Abbott over-reached when telling his audience that removing a Prime Minister is the preserve of the public come election time.
Party room colleagues who take pride in their right to cast a vote for or against a leader won’t have liked hearing such an arrogant observation from Abbott, who they already believe takes them for granted.
The right of party MPs to choose their leader is what makes a Prime Minister a first among equals. John Howard always respected this. It is how MPs can ensure a leader listens.
While Abbott used his speech to (again) promise to consult and listen more, the obvious disdain Abbott showed for his colleagues right to remove him suggests that he won’t.
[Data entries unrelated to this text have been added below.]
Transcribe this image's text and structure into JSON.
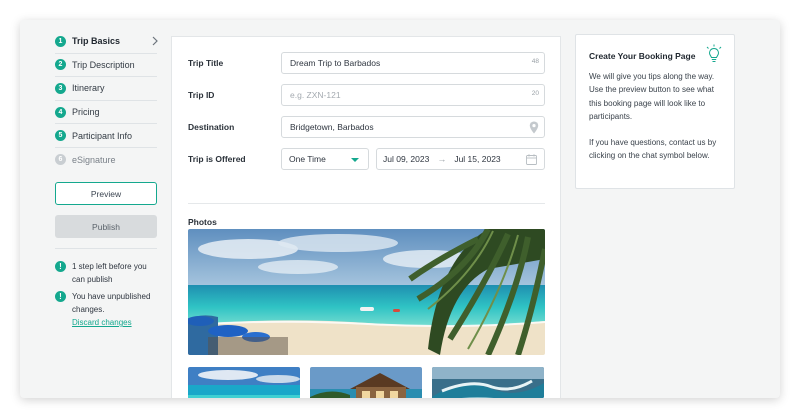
{
  "sidebar": {
    "steps": [
      {
        "num": "1",
        "label": "Trip Basics"
      },
      {
        "num": "2",
        "label": "Trip Description"
      },
      {
        "num": "3",
        "label": "Itinerary"
      },
      {
        "num": "4",
        "label": "Pricing"
      },
      {
        "num": "5",
        "label": "Participant Info"
      },
      {
        "num": "6",
        "label": "eSignature"
      }
    ],
    "preview_label": "Preview",
    "publish_label": "Publish",
    "notice1": "1 step left before you can publish",
    "notice2": "You have unpublished changes.",
    "discard_label": "Discard changes"
  },
  "form": {
    "trip_title": {
      "label": "Trip Title",
      "value": "Dream Trip to Barbados",
      "count": "48"
    },
    "trip_id": {
      "label": "Trip ID",
      "placeholder": "e.g. ZXN-121",
      "count": "20"
    },
    "destination": {
      "label": "Destination",
      "value": "Bridgetown, Barbados"
    },
    "offered": {
      "label": "Trip is Offered",
      "selected": "One Time",
      "start": "Jul 09, 2023",
      "arrow": "→",
      "end": "Jul 15, 2023"
    },
    "photos_label": "Photos"
  },
  "tips": {
    "title": "Create Your Booking Page",
    "para1": "We will give you tips along the way. Use the preview button to see what this booking page will look like to participants.",
    "para2": "If you have questions, contact us by clicking on the chat symbol below."
  },
  "colors": {
    "accent": "#14a88e",
    "inactive": "#c9ced2"
  },
  "icons": {
    "chevron": "chevron-right-icon",
    "pin": "location-pin-icon",
    "calendar": "calendar-icon",
    "bulb": "lightbulb-icon",
    "alert": "alert-icon"
  }
}
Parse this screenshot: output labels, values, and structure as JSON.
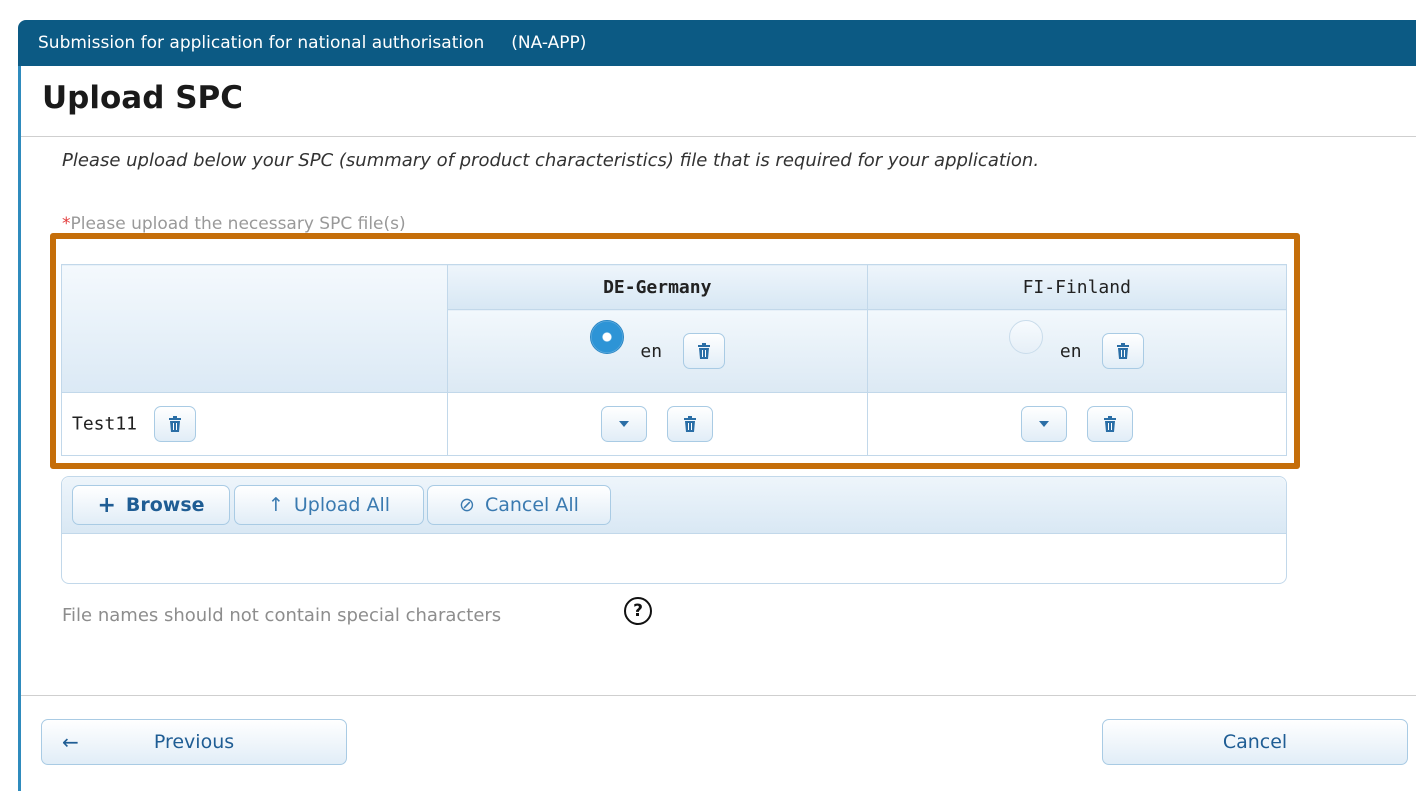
{
  "header": {
    "title": "Submission for application for national authorisation     (NA-APP)"
  },
  "page": {
    "title": "Upload SPC",
    "intro": "Please upload below your SPC (summary of product characteristics) file that is required for your application.",
    "required_mark": "*",
    "required_label": "Please upload the necessary SPC file(s)"
  },
  "table": {
    "countries": [
      {
        "name": "DE-Germany",
        "bold": true,
        "language": "en",
        "selected": true
      },
      {
        "name": "FI-Finland",
        "bold": false,
        "language": "en",
        "selected": false
      }
    ],
    "rows": [
      {
        "file": "Test11"
      }
    ]
  },
  "uploader": {
    "browse_icon": "+",
    "browse_label": "Browse",
    "upload_icon": "↑",
    "upload_all_label": "Upload All",
    "cancel_icon": "⊘",
    "cancel_all_label": "Cancel All"
  },
  "note": {
    "text": "File names should not contain special characters",
    "help_glyph": "?"
  },
  "footer": {
    "previous_arrow": "←",
    "previous_label": "Previous",
    "cancel_label": "Cancel"
  },
  "colors": {
    "header_bg": "#0c5a84",
    "highlight": "#c56e0a",
    "accent": "#2d94d6"
  }
}
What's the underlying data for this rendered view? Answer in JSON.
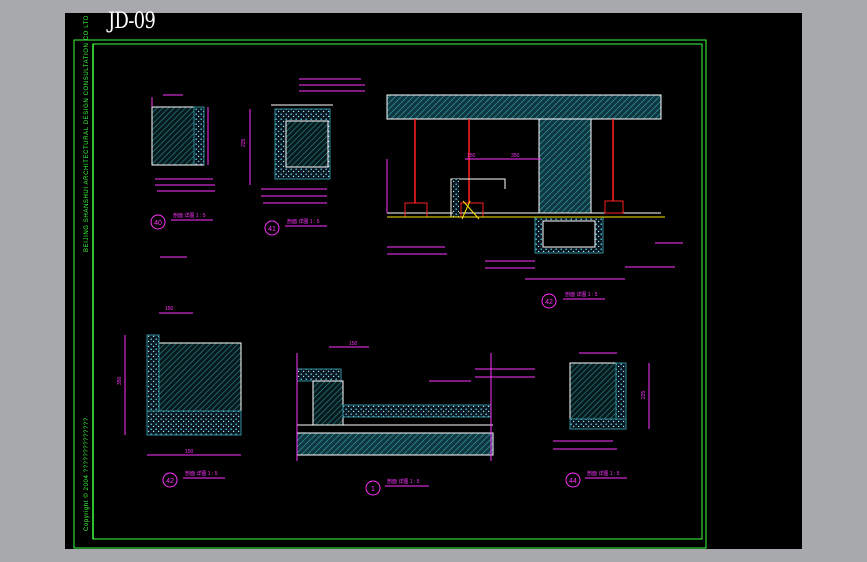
{
  "sheet": {
    "title": "JD-09",
    "company": "BEIJING SHANSHUI ARCHITECTURAL DESIGN CONSULTATION CO LTD",
    "copyright": "Copyright © 2004 ??????????????"
  },
  "details": [
    {
      "marker": "40",
      "scale": "剖面 详图 1 : 5"
    },
    {
      "marker": "41",
      "scale": "剖面 详图 1 : 5"
    },
    {
      "marker": "42",
      "scale": "剖面 详图 1 : 5"
    },
    {
      "marker": "42",
      "scale": "剖面 详图 1 : 5"
    },
    {
      "marker": "1",
      "scale": "剖面 详图 1 : 5"
    },
    {
      "marker": "44",
      "scale": "剖面 详图 1 : 5"
    }
  ],
  "dimensions": {
    "d41_height": "225",
    "d42_top_150": "150",
    "d42_top_350": "350",
    "d42b_top": "150",
    "d42b_side": "350",
    "d42b_bottom": "150",
    "d1_top": "150",
    "d44_side": "225"
  },
  "colors": {
    "background": "#000000",
    "frame": "#3cff3c",
    "dimension": "#ff33ff",
    "structure": "#ffffff",
    "hatch": "#2f8c99",
    "accent_red": "#ff2020",
    "accent_yellow": "#ffe600"
  }
}
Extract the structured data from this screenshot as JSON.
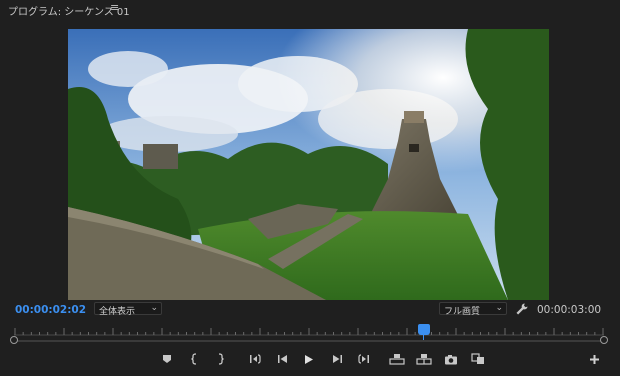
{
  "panel": {
    "title": "プログラム: シーケンス 01",
    "menu_icon": "hamburger-menu-icon"
  },
  "timecode": {
    "current": "00:00:02:02",
    "duration": "00:00:03:00"
  },
  "zoom_select": {
    "value": "全体表示"
  },
  "quality_select": {
    "value": "フル画質"
  },
  "playback": {
    "playhead_fraction": 0.68
  },
  "controls": [
    "add-marker-icon",
    "mark-in-icon",
    "mark-out-icon",
    "go-to-in-icon",
    "step-back-icon",
    "play-icon",
    "step-forward-icon",
    "go-to-out-icon",
    "lift-icon",
    "extract-icon",
    "export-frame-icon",
    "comparison-view-icon",
    "add-button-icon"
  ],
  "colors": {
    "accent": "#3b8ff0",
    "background": "#1f1f1f"
  }
}
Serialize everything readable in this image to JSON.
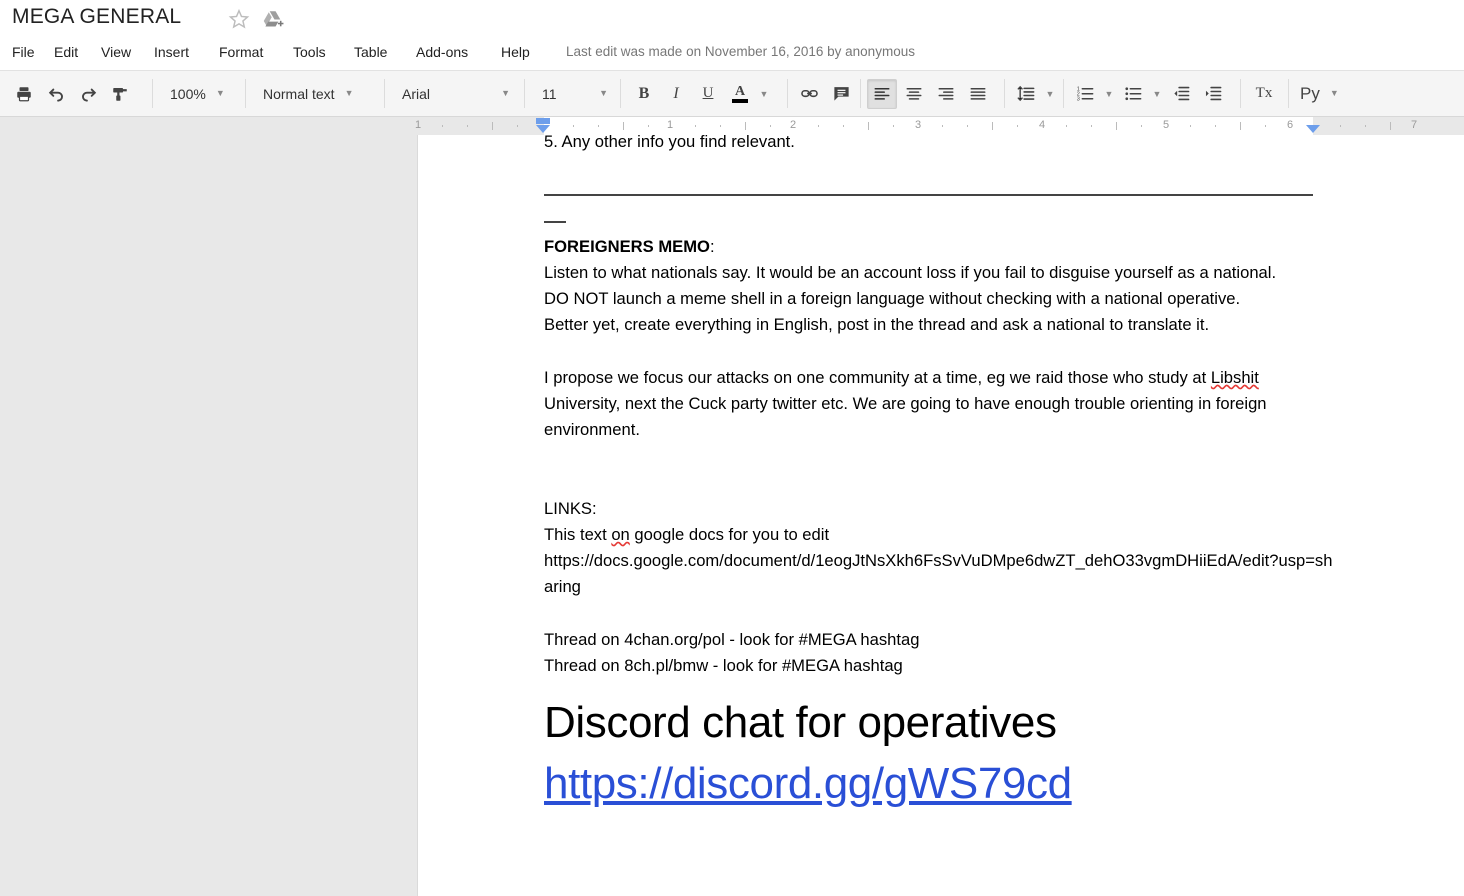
{
  "window": {
    "title": "MEGA GENERAL",
    "star_icon": "star-icon",
    "drive_icon": "drive-add-icon"
  },
  "menu": {
    "items": [
      "File",
      "Edit",
      "View",
      "Insert",
      "Format",
      "Tools",
      "Table",
      "Add-ons",
      "Help"
    ],
    "last_edit": "Last edit was made on November 16, 2016 by anonymous"
  },
  "toolbar": {
    "print_icon": "print-icon",
    "undo_icon": "undo-icon",
    "redo_icon": "redo-icon",
    "paint_format_icon": "paint-format-icon",
    "zoom_value": "100%",
    "style_value": "Normal text",
    "font_value": "Arial",
    "size_value": "11",
    "bold_label": "B",
    "italic_label": "I",
    "underline_label": "U",
    "text_color_label": "A",
    "text_color_hex": "#000000",
    "link_icon": "insert-link-icon",
    "comment_icon": "insert-comment-icon",
    "align_left_icon": "align-left-icon",
    "align_center_icon": "align-center-icon",
    "align_right_icon": "align-right-icon",
    "align_justify_icon": "align-justify-icon",
    "line_spacing_icon": "line-spacing-icon",
    "numbered_list_icon": "numbered-list-icon",
    "bulleted_list_icon": "bulleted-list-icon",
    "decrease_indent_icon": "decrease-indent-icon",
    "increase_indent_icon": "increase-indent-icon",
    "clear_formatting_label": "Tx",
    "input_tools_label": "Py",
    "active_alignment": "left"
  },
  "ruler": {
    "labels": [
      "1",
      "1",
      "2",
      "3",
      "4",
      "5",
      "6",
      "7"
    ],
    "left_indent_marker": "left-indent-marker",
    "right_indent_marker": "right-indent-marker"
  },
  "document": {
    "clipped_line": "5. Any other info you find relevant.",
    "memo_heading": "FOREIGNERS MEMO",
    "memo_heading_colon": ":",
    "memo_lines": [
      "Listen to what nationals say. It would be an account loss if you fail to disguise yourself as a national.",
      "DO NOT launch a meme shell in a foreign language without checking with a national operative.",
      "Better yet, create everything in English, post in the thread and ask a national to translate it."
    ],
    "proposal_part1": "I propose we focus our attacks on one community at a time, eg we raid those who study at ",
    "proposal_misspelled": "Libshit",
    "proposal_part2": " University, next the Cuck party twitter etc. We are going to have enough trouble orienting in foreign environment.",
    "links_heading": "LINKS:",
    "links_text_part1": "This text ",
    "links_text_misspelled": "on",
    "links_text_part2": " google docs for you to edit",
    "docs_url": "https://docs.google.com/document/d/1eogJtNsXkh6FsSvVuDMpe6dwZT_dehO33vgmDHiiEdA/edit?usp=sharing",
    "thread_4chan": "Thread on 4chan.org/pol - look for #MEGA hashtag",
    "thread_8ch": "Thread on 8ch.pl/bmw - look for #MEGA hashtag",
    "discord_heading": "Discord chat for operatives",
    "discord_url": "https://discord.gg/gWS79cd",
    "link_color_hex": "#2a4fd6"
  }
}
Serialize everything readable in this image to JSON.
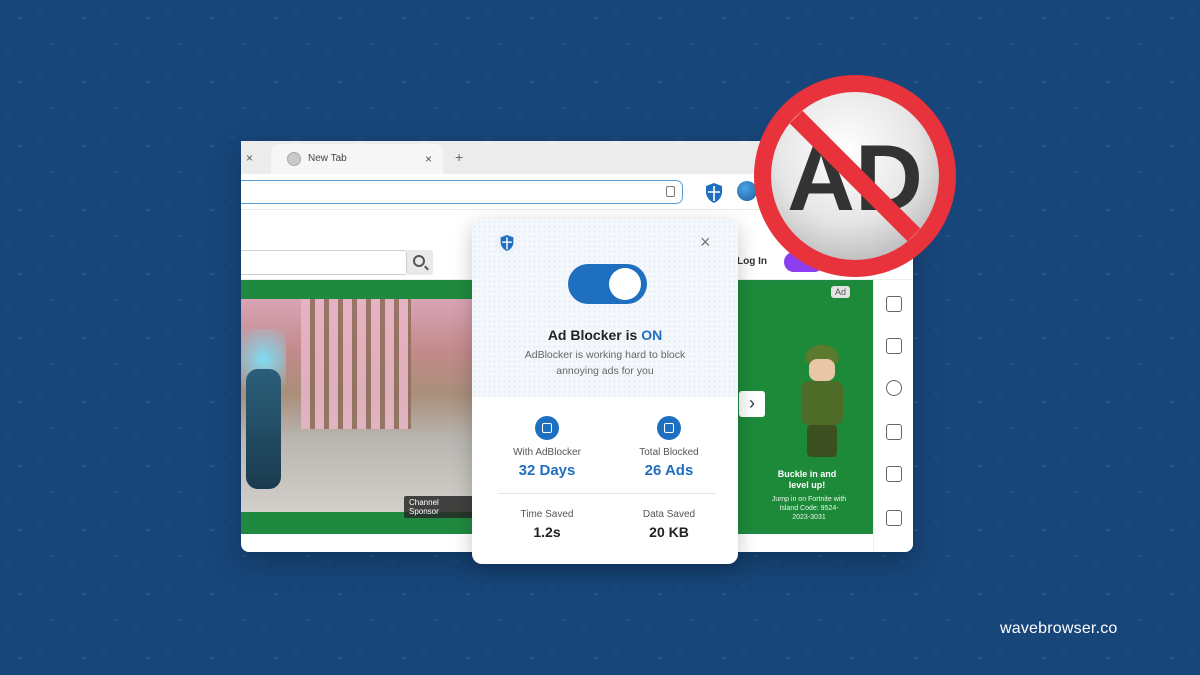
{
  "browser": {
    "tab_title": "New Tab",
    "tab_close_glyph": "×",
    "new_tab_glyph": "+",
    "site_login": "Log In",
    "ad_badge": "Ad",
    "ad_heading": "Buckle in and level up!",
    "ad_body": "Jump in on Fortnite with Island Code: 9524-2023-3031",
    "video_label": "Channel Sponsor",
    "next_glyph": "›"
  },
  "popup": {
    "close_glyph": "×",
    "status_prefix": "Ad Blocker is ",
    "status_value": "ON",
    "description": "AdBlocker is working hard to block annoying ads for you",
    "toggle_on": true,
    "stats": [
      {
        "label": "With AdBlocker",
        "value": "32 Days"
      },
      {
        "label": "Total Blocked",
        "value": "26 Ads"
      },
      {
        "label": "Time Saved",
        "value": "1.2s"
      },
      {
        "label": "Data Saved",
        "value": "20 KB"
      }
    ]
  },
  "sign": {
    "text": "AD"
  },
  "footer": {
    "brand": "wavebrowser.co"
  },
  "colors": {
    "background": "#17467a",
    "accent": "#1f6fc0",
    "sign_red": "#e8323c",
    "ad_green": "#1d8a3a"
  },
  "icons": [
    "shield-icon",
    "globe-icon",
    "bookmark-icon",
    "search-icon",
    "calendar-icon",
    "block-icon",
    "close-icon",
    "chevron-right-icon"
  ]
}
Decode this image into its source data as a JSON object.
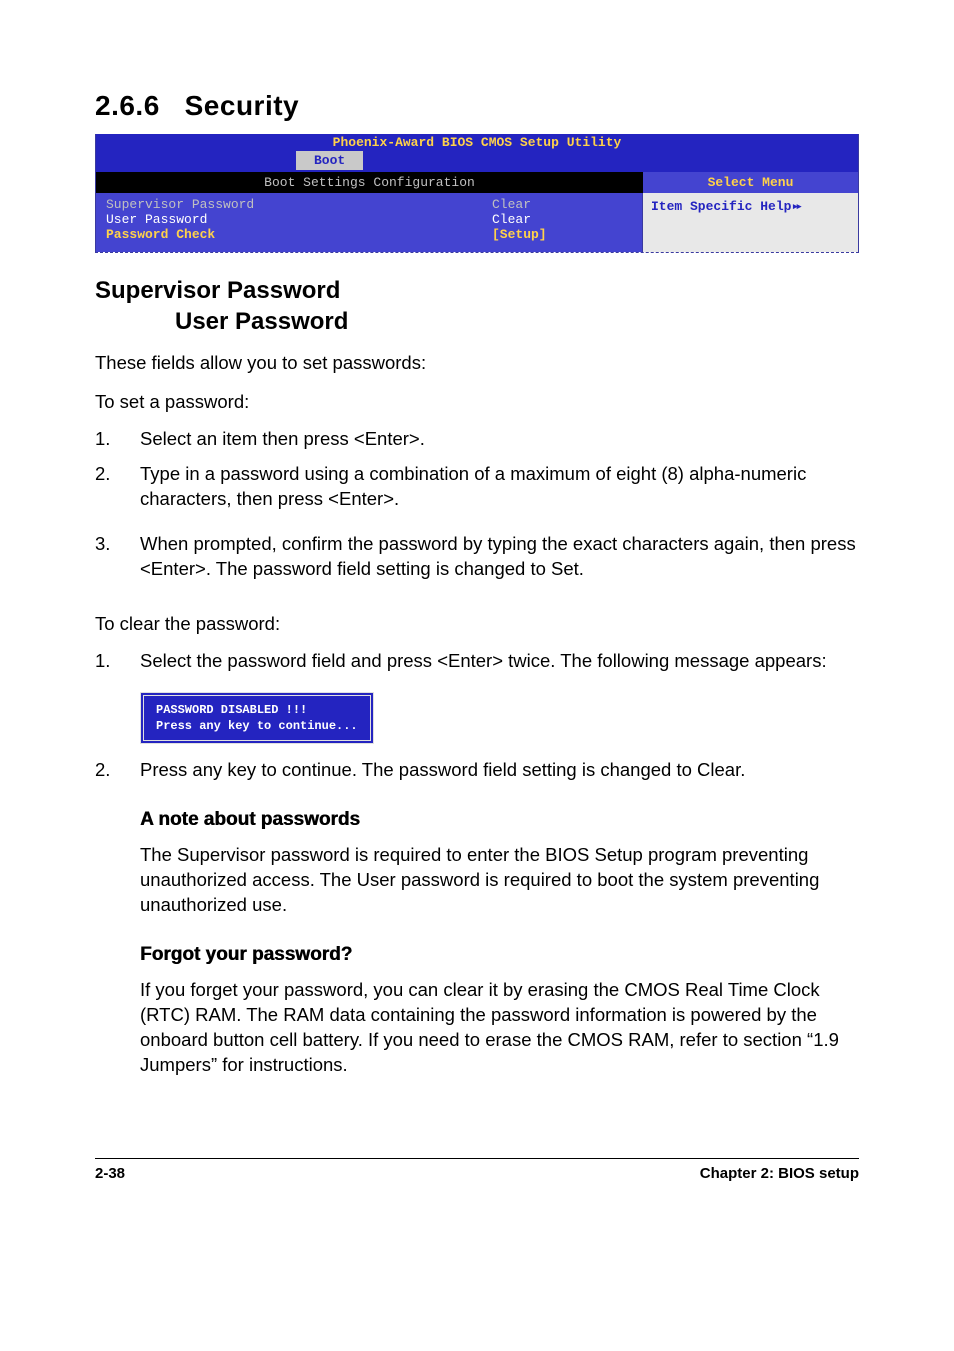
{
  "section": {
    "number": "2.6.6",
    "title": "Security"
  },
  "bios": {
    "utility_title": "Phoenix-Award BIOS CMOS Setup Utility",
    "active_tab": "Boot",
    "left_subtitle": "Boot Settings Configuration",
    "right_subtitle": "Select Menu",
    "rows": [
      {
        "label": "Supervisor Password",
        "value": "Clear",
        "selected": true
      },
      {
        "label": "User Password",
        "value": "Clear",
        "selected": false
      },
      {
        "label": "Password Check",
        "value": "[Setup]",
        "selected": false,
        "highlight": true
      }
    ],
    "help_text": "Item Specific Help"
  },
  "subheading": {
    "line1": "Supervisor Password",
    "line2": "User Password"
  },
  "intro1": "These fields allow you to set passwords:",
  "intro2": "To set a password:",
  "set_steps": [
    "Select an item then press <Enter>.",
    "Type in a password using a combination of a maximum of eight (8) alpha-numeric characters, then press <Enter>.",
    "When prompted, confirm the password by typing the exact characters again, then press <Enter>. The password field setting is changed to Set."
  ],
  "clear_intro": "To clear the password:",
  "clear_steps_1": "Select the password field and press <Enter> twice. The following message appears:",
  "msg_box": "PASSWORD DISABLED !!!\nPress any key to continue...",
  "clear_steps_2": "Press any key to continue. The password field setting is changed to Clear.",
  "note": {
    "title": "A note about passwords",
    "body": "The Supervisor password is required to enter the BIOS Setup program preventing unauthorized access. The User password is required to boot the system preventing unauthorized use."
  },
  "forgot": {
    "title": "Forgot your password?",
    "body": "If you forget your password, you can clear it by erasing the CMOS Real Time Clock (RTC) RAM. The RAM data containing the password information is powered by the onboard button cell battery. If you need to erase the CMOS RAM, refer to section “1.9 Jumpers” for instructions."
  },
  "footer": {
    "page": "2-38",
    "chapter": "Chapter 2: BIOS setup"
  }
}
[Peter Van Onselen writing in The Australian, 2 February 2015]
The Prime Minister spent much of last week calling around his backbench trying to quell the anger of those frustrated by his leadership.
But MPs are still angry that Mr Abbott changed his personal mobile number late last year, leaving backbenchers unable to contact him directly with their concerns.
“We wanted to talk to him directly and none of us had his number. It’s just not a genuine consultative style.”
[Herald Sun, 3 February 2015]
Dr Jensen is from the WA electorate of Tangney. He was involved in calling the first of the Liberal spills in 2009 with Wilson Tuckey that ultimately saw Mr Abbott installed as the party’s leader.
Speaking on 7.30 tonight, Dr Jensen said he informed Mr Abbott on January 23 — three days before the disastrous Australia Day knighting of Prince Phillip — that he no longer supported the Prime Minister. [Federal Liberal MP Dennis Jensen, Herald Sun, 3 February 2015]